Artificial Intelligence is the new boogie-bear theorized by technology nerds.   It goes in three stages.   One – computers are able to teach themselves.  (We are already there: the computer company Deep Mind created a program that allowed a computer to teach itself championship level chess in just a few hours).   Stage Two – programs allow computers to teach themselves not just a limited skill, but a full range of human cognition.     Stage Three – AI exceeds human intelligence.   Computers would have the ability to shut down power grids, launch nuclear weapons and control the human environment… etc.


I don’t worry as much about AI as long as we can pull the power plug out of the wall socket.  But again, which humans will be in control of the computers that control us?


I don’t necessarily buy into the odds stated by Ord; but I do believe that the human race has a sell by date for its own destruction.  


An apocalyptic event might not bring about full human demise, but it would surely bring about an end to civilization as we know it.  


My feeling is that the most pressing danger is overpopulation – population growth at an unsustainable rate.  Pollution and the depletion of natural resources will increase respectively with population growth.   The earth will reach some point within the next century where it will not be able to sustain human needs.


Of course, humans are programed to see dead generations as fictional stories, and future generations in the same light.  We are only capable of reality in the now, which allows us to see destruction of our species as a fictional event.   


the Ol’Buzzard






  1. I think the human race will survive until I am gone and after that, well, it's not my problem anymore, is it?

  2. I agree too. But I really worry about my grandchildren.

  3. Neanderthals survived for many times longer than H sapiens has. We may be a flash in the pan. Not sure we will be missed. You have listed the major likelihoods of our demise and no the odds are not good.

  4. Does one think that any warnings of overpopulation would ever stop the sexually privileged from screwing a la "social class Carte Blanche"?

  5. I feel that you are overly optimistic about the demise of everything being so far into the future.

  6. The movie "Planet of the Apes" is always on my mind. The human race has relentlessly destroyed the very earth that sustains us. Even animals know not to foul their own nests.

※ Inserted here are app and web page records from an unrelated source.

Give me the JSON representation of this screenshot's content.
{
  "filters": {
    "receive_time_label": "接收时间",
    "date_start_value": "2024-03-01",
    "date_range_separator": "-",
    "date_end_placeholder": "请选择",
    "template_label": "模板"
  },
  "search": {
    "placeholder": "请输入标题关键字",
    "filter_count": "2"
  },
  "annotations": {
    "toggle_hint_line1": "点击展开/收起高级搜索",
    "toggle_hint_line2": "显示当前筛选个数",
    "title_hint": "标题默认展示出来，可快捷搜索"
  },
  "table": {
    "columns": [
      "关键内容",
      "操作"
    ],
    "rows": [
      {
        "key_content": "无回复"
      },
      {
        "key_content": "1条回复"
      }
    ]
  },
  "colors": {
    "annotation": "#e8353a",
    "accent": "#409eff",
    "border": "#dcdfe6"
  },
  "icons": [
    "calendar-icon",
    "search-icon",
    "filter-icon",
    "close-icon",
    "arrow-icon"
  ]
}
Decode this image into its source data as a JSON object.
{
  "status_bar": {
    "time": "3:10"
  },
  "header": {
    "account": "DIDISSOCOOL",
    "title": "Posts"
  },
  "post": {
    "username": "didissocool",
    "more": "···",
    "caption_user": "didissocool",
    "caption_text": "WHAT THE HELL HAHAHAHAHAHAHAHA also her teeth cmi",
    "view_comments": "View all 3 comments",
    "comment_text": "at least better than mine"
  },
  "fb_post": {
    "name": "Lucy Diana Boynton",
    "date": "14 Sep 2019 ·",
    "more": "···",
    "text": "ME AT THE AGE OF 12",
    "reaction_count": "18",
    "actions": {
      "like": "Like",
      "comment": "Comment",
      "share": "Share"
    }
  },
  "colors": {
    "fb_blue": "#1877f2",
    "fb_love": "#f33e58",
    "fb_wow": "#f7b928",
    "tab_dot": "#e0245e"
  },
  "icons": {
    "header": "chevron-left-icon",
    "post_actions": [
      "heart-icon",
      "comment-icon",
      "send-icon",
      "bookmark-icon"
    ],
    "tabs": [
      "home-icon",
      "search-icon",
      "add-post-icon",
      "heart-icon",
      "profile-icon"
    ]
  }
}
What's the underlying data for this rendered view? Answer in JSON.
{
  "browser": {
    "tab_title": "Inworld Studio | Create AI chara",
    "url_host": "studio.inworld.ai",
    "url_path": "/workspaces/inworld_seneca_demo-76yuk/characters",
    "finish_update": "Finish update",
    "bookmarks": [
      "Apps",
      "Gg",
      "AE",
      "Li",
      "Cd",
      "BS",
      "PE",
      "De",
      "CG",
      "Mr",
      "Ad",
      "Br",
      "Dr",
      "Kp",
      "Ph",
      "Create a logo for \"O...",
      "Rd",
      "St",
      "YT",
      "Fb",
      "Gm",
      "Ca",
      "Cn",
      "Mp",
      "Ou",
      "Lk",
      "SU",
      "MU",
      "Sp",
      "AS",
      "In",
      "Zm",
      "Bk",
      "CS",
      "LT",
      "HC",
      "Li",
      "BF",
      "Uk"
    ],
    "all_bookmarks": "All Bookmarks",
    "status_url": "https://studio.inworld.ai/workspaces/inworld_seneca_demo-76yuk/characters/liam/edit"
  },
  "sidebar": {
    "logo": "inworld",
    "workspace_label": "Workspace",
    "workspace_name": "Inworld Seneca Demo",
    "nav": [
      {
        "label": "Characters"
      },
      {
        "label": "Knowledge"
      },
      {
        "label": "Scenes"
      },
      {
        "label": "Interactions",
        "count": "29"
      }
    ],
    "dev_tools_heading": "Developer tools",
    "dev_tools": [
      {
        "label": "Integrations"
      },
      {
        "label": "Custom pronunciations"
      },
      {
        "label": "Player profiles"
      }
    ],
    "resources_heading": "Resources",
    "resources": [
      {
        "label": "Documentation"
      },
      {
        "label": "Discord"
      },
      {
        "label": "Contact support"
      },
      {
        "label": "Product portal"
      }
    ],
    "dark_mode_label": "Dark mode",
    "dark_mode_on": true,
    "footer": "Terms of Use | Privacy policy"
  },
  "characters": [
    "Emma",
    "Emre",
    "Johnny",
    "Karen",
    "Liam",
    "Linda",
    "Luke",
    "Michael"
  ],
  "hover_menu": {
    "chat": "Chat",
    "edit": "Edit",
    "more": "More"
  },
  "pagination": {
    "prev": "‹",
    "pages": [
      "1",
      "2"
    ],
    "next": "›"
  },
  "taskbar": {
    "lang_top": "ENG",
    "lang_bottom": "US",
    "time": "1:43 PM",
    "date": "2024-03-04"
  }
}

Nature and man's medical knowledge provided us with everything we needed to survive and flourish. Even if we now set on a path to mitigate the damage, we don't know for sure we can save it.


COMMENT: Ben Franklin said, "I imagine a man must have a good deal of vanity who believes, and a good deal of boldness who affirms, that all doctrines he holds are true, and all he rejects are false."